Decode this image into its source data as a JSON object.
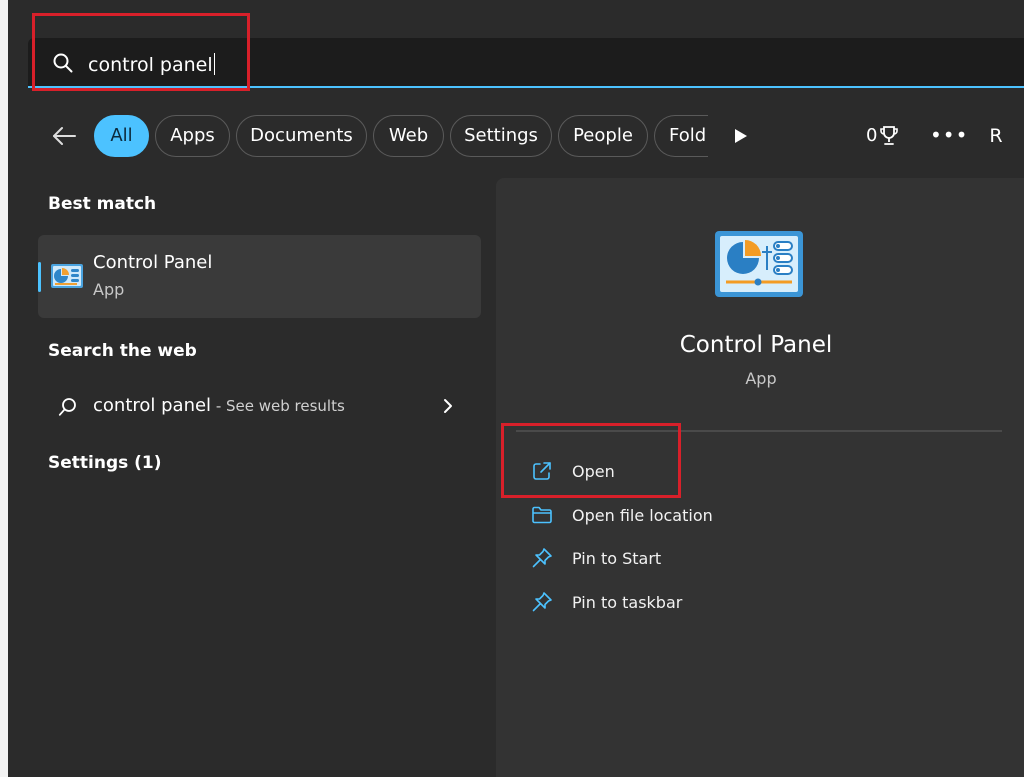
{
  "search": {
    "query": "control panel"
  },
  "filters": {
    "items": [
      "All",
      "Apps",
      "Documents",
      "Web",
      "Settings",
      "People",
      "Fold"
    ],
    "points": "0",
    "avatar_initial": "R"
  },
  "results": {
    "best_match_heading": "Best match",
    "best_match": {
      "title": "Control Panel",
      "subtitle": "App"
    },
    "search_web_heading": "Search the web",
    "web_query": "control panel",
    "web_suffix": " - See web results",
    "settings_heading": "Settings (1)"
  },
  "detail": {
    "title": "Control Panel",
    "subtitle": "App",
    "actions": [
      "Open",
      "Open file location",
      "Pin to Start",
      "Pin to taskbar"
    ]
  },
  "colors": {
    "accent": "#4cc2ff",
    "highlight": "#d8202a",
    "pane": "#333333",
    "background": "#2b2b2b"
  },
  "icons": [
    "search-icon",
    "back-arrow-icon",
    "play-icon",
    "trophy-icon",
    "more-icon",
    "control-panel-icon",
    "open-icon",
    "folder-icon",
    "pin-icon",
    "chevron-right-icon"
  ]
}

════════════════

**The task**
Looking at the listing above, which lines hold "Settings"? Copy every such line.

**Task response**
      "Settings",
    "settings_heading": "Settings (1)"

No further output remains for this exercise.